Turning Point Park’s most striking feature is a 3,572 ft-long bridge over the Genesee River Turning Basin, part of the 24-mile Genesee Riverway Trail. It’s the perfect spot to observe the river’s winter wildlife and landscape.
10. Black Creek
11. Brickyard Trail
Once you begin your walk, ski, or snowshoe journey, you become unaware of traffic and are transported into a peaceful woodland and wetland. It’s highly populated with birds, even in winter.
12. Channing H. Philbrick (Linear) Park
As Irondequoit Creek passes through Channing H Philbrick Park, it drops 90 feet over one mile, giving us the cascades that make this park unique.
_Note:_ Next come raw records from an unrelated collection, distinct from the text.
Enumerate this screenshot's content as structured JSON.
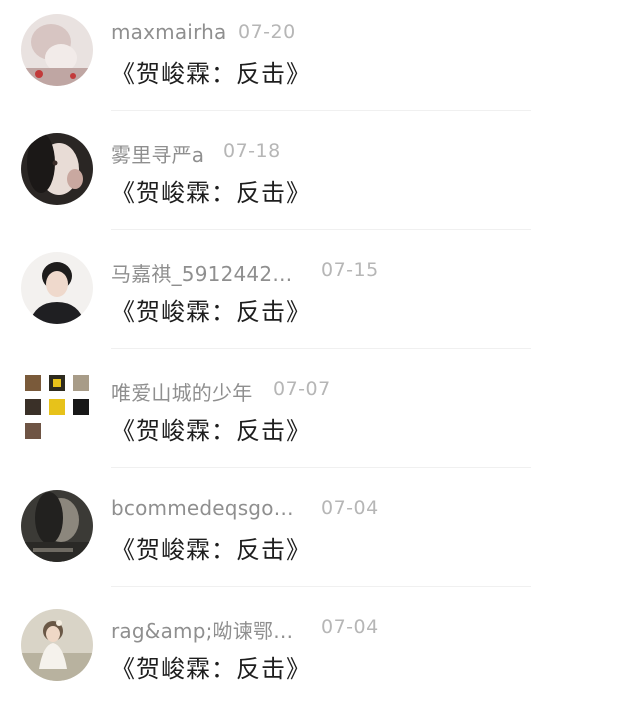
{
  "comments": [
    {
      "username": "maxmairha",
      "date": "07-20",
      "text": "《贺峻霖：反击》",
      "avatar_icon": "avatar-photo"
    },
    {
      "username": "雾里寻严a",
      "date": "07-18",
      "text": "《贺峻霖：反击》",
      "avatar_icon": "avatar-photo"
    },
    {
      "username": "马嘉祺_5912442…",
      "date": "07-15",
      "text": "《贺峻霖：反击》",
      "avatar_icon": "avatar-photo"
    },
    {
      "username": "唯爱山城的少年",
      "date": "07-07",
      "text": "《贺峻霖：反击》",
      "avatar_icon": "avatar-grid"
    },
    {
      "username": "bcommedeqsgo…",
      "date": "07-04",
      "text": "《贺峻霖：反击》",
      "avatar_icon": "avatar-photo"
    },
    {
      "username": "rag&amp;呦谏鄂…",
      "date": "07-04",
      "text": "《贺峻霖：反击》",
      "avatar_icon": "avatar-photo"
    }
  ],
  "colors": {
    "username": "#8f8f8f",
    "date": "#b6b6b6",
    "text": "#1e1e1e",
    "divider": "#f0f0f0"
  }
}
The Irondequoit Creek Trail runs through the length of the park.
13. Corbett’s Glen
Nestled in between an expressway and two highly trafficked roads near the Penfield and Brighton town border, Corbett’s Glen Nature Park is a glorious green space in a suburban jungle. Park near the Glen Road entrance to enjoy the waterfalls.
14. Ellison Park
Take the Indian Landing Trail—a 1.5-mile easy walk over level terrain full of history—from the location of an old trading post (Fort Schuyler) to the presumed famous Butlers’s Rangers hideout.
15. Genesee Country Village
$5 for non-members, $3 for members, free for children 12 and under.
On Sundays in January and February, visitors to the Genesee Country Village can enjoy sledding in the Great Meadow, walks in the Historic Village, snowshoeing in the wintery woods, warm beverages and snacks in the toasty Meeting Center, and more.
16. Mendon Ponds
Mendon Ponds Park is the largest Monroe County Park, with 2,500 acres of woodlands, ponds, wetlands, and glacially created landforms. Come with plenty of black oil sunflower seeds—the chickadees and nuthatches along the Birdsong Trail will land right in your hand.
17. Tinker Nature Park
Tinker Nature Park comprises 68 acres in Henrietta with a 1.2-mile flat perimeter trail for jogging, biking, skiing, snowshoeing, or walking. Skis and snowshoes are available to rent in the Nature Center from 9 a.m.-3 p.m. Tuesday through Saturday for $3 a pair when significant snow is on the ground.
18. Webster Pier
Frigid temperatures and ferocious winds create wicked art along Lake Ontario. Webster Park Pier is just one example, but head toward your favorite spot along the shoreline to observe nature’s creativity firsthand.
The nice thing about places like Webster Park, Sodus Point, Oak Orchard Light, and B. Forman Park, to name a few, is that you can observe the lake right from the parking lot inside your toasty-warm car. Most lakefront property is private or requires a substantial walk to view the lake.
Where are your favorite winter walks in Monroe County?
Your insights and experiences are valuable. Please share them in the comments.